TASK PROMPT: Your answer should be one number: how many lines of the records hold the string "Give".

[[ SUPPLIED MATERIAL open ]]

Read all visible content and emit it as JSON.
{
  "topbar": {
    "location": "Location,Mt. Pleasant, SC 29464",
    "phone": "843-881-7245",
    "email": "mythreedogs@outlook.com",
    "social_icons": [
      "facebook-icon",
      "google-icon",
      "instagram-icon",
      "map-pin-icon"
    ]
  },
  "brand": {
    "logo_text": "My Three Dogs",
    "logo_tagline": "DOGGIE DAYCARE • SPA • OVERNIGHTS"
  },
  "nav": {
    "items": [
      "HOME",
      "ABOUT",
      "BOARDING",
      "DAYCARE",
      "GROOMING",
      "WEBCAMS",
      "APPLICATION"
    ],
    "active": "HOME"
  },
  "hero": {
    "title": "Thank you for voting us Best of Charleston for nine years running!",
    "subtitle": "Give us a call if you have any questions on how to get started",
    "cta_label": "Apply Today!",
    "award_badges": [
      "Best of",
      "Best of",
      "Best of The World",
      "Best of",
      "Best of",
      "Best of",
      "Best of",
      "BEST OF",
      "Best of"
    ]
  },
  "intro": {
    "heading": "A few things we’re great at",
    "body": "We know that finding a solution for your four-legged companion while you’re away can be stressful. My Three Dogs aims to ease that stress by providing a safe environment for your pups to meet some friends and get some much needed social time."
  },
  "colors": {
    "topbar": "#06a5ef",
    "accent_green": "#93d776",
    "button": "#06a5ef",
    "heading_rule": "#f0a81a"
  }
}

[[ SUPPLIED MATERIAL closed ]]
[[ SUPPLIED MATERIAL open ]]

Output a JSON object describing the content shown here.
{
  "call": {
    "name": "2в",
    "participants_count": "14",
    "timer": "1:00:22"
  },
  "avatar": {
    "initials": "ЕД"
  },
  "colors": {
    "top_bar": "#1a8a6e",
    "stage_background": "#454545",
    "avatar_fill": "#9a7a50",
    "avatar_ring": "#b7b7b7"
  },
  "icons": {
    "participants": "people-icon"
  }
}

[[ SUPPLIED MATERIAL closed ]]
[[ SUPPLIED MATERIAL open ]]

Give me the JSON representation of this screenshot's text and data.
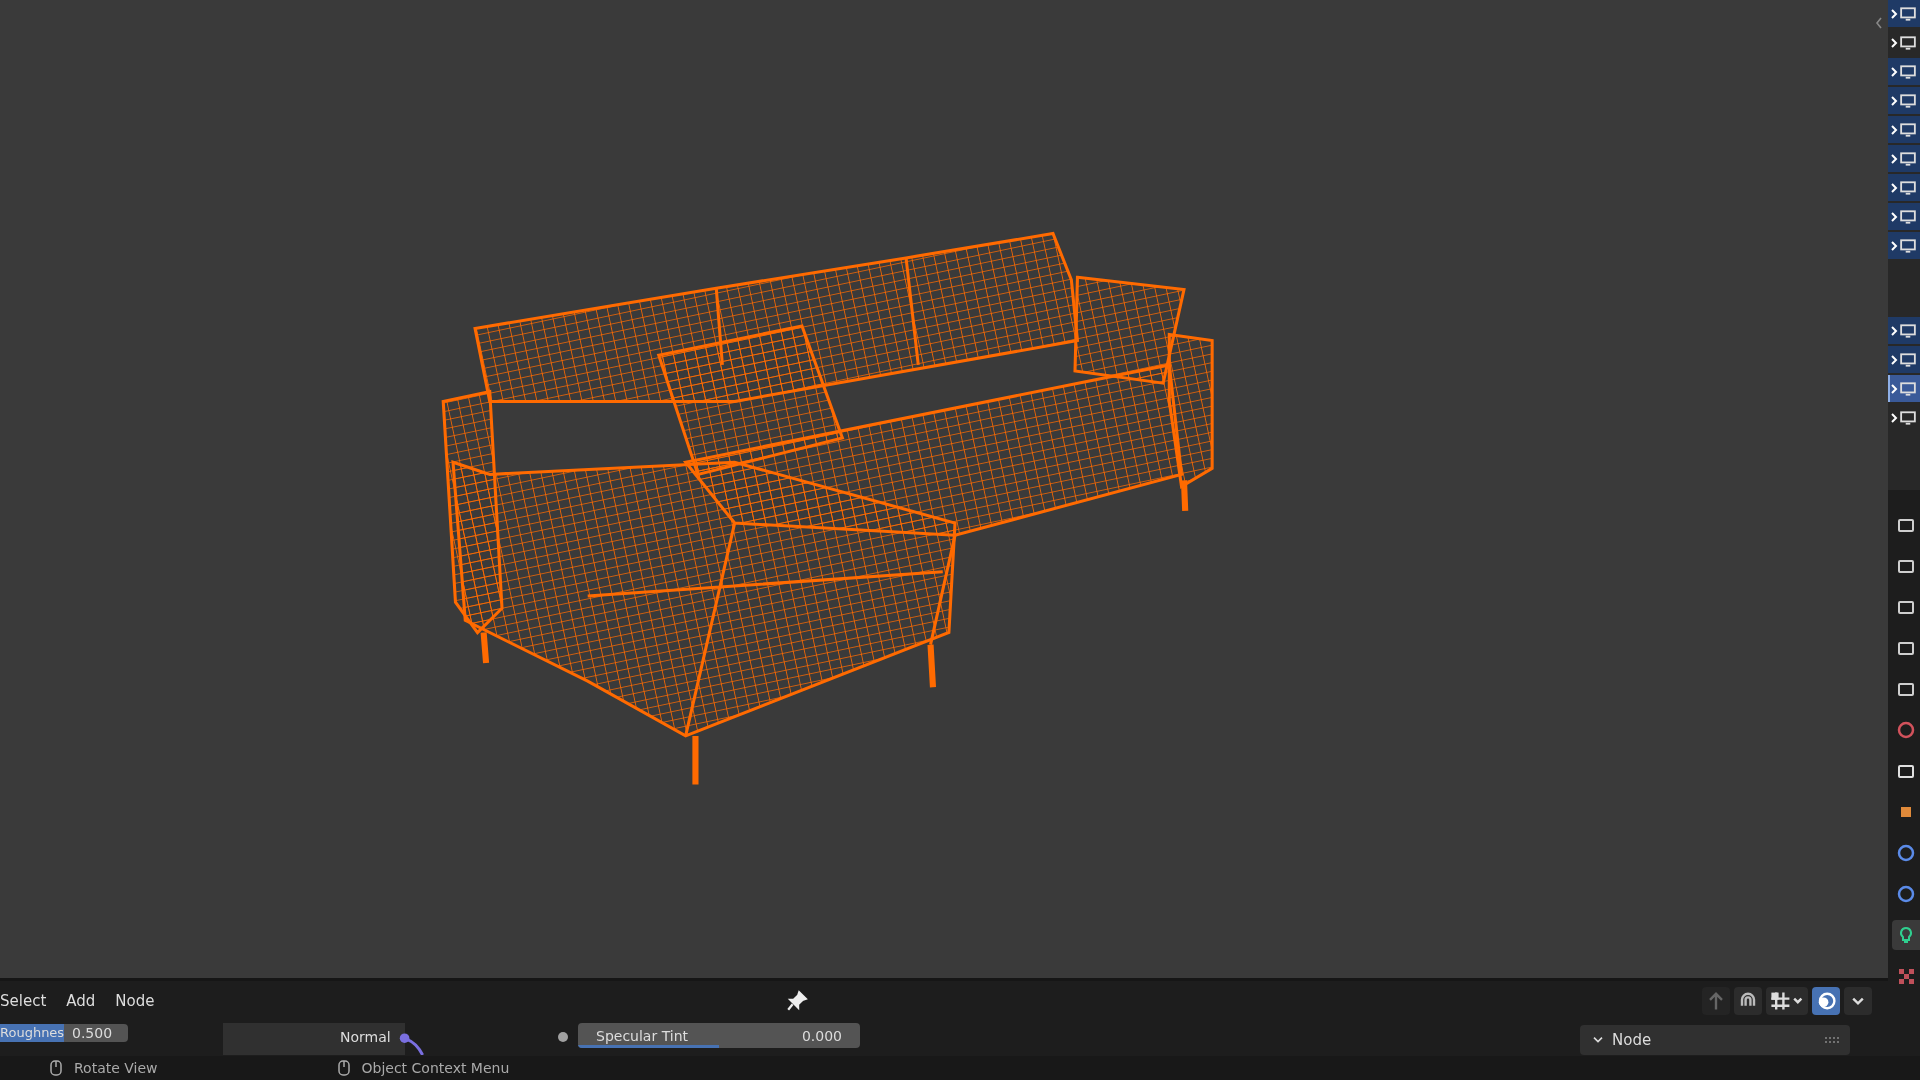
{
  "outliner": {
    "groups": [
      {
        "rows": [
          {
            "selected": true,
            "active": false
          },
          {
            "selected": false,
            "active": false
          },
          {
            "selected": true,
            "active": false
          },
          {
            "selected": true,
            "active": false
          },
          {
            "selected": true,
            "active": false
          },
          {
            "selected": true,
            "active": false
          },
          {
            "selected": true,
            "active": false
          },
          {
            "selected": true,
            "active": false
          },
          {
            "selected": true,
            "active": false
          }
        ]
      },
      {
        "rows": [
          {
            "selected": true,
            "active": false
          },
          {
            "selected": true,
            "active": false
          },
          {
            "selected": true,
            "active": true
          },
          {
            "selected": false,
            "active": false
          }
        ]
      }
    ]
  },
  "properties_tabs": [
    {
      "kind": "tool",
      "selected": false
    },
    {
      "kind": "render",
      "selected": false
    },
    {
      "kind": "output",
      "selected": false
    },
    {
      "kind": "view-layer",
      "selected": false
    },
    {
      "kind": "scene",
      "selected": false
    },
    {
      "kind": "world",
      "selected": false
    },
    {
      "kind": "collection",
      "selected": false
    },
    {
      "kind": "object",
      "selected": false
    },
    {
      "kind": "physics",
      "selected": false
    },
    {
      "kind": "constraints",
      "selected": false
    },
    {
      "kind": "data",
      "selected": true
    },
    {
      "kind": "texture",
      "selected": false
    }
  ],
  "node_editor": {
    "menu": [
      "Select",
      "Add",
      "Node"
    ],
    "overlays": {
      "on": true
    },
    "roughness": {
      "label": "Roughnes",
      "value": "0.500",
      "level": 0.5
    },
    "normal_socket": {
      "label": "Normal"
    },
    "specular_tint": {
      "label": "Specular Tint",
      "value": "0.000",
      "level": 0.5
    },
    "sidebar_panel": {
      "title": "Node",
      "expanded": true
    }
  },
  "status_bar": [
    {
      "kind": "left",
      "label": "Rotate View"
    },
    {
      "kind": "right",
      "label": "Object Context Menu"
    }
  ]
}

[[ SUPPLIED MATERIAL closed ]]

RESULT OF THE TASK: 2